Again, I’m sorry my answer has taken me so long to post and I hope that you have come back to read it. I’d be happy to answer any other questions you may have.

Heather O. said...

Stumbled on here from Gerbera Daisies. I remember feeling guilty about this book, too, but the masturbation was in Judy Blume's book Deenie. Yeah, took me a while to figure out what the heck she was talking about, reading it, as I did, in 4th grade. As I remember, Are You There God has a lot of stuff about breasts and menstration. I'll have to re-read it as an adult, to see how my perspective has changed.

Anonymous said...

I like this book! As much as I agree with the fact that this book is mature, it is a great book, and shows girls issues they might have to deal with. I don't understand how this book is connected to so much controversy. It opens the door to subjects that they will face someday, so as much as the parent wants to hang on to the little girl their daughter is, they shouldn't ban a book because it mentions "feeling up".

Lori said...

Sadly, that book was Deenie (as mentioned) and I unwittingly allowed my 11 year old to read as it was in the children's section at our library. Glad to see you blogging!

Ing said...

I am SO happy to see a review of this book that isn't praising it as some kind of "break through" or "must read" for preteen girls! I think that this is truly one of the most over-rated books for tweens and teens. My review of the book offers a different take on it,and I know you didn't trash the book like I did, but at least you are the frist person not to praise it as the preteen's bible! Thank you for your website! It is great!

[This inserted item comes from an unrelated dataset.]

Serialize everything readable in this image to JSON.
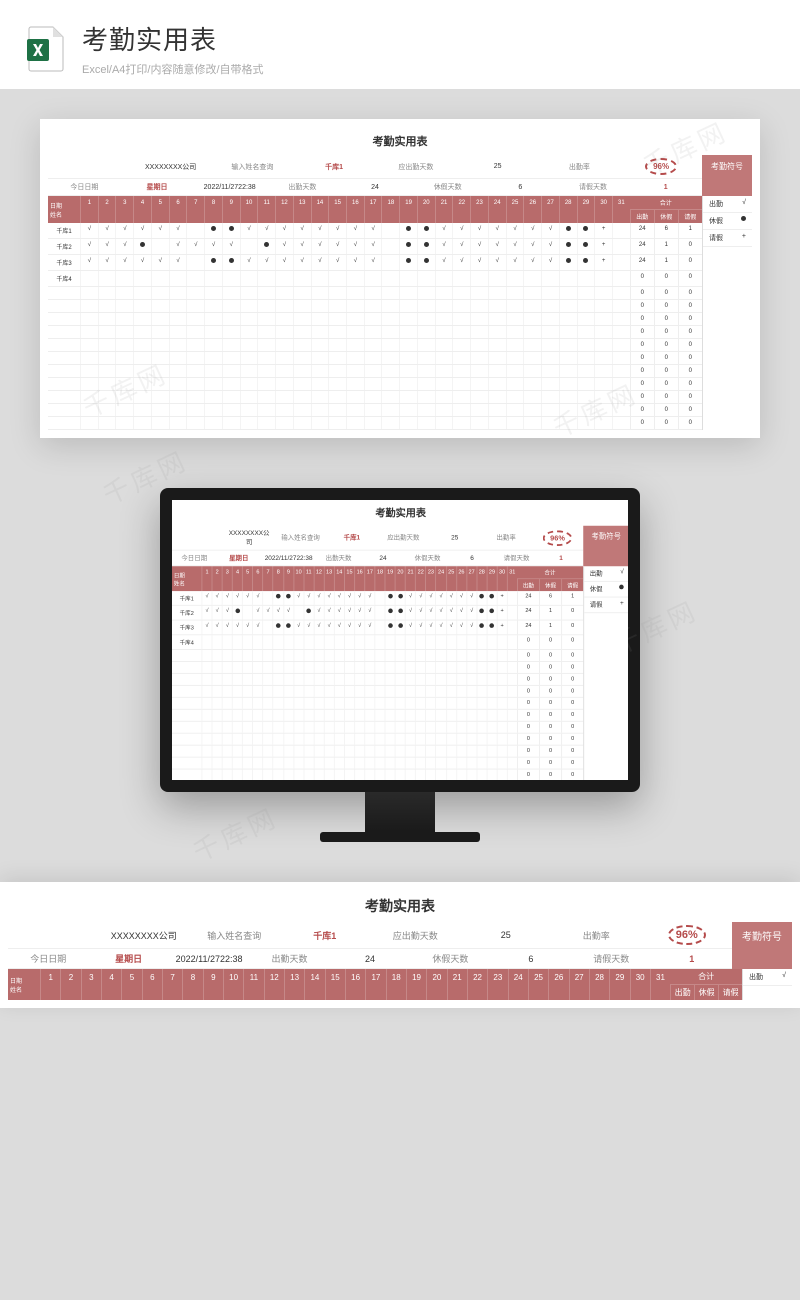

http://revingsblog.blogspot.com/2010/08/this-is-why-id-never-want-to-play-god.html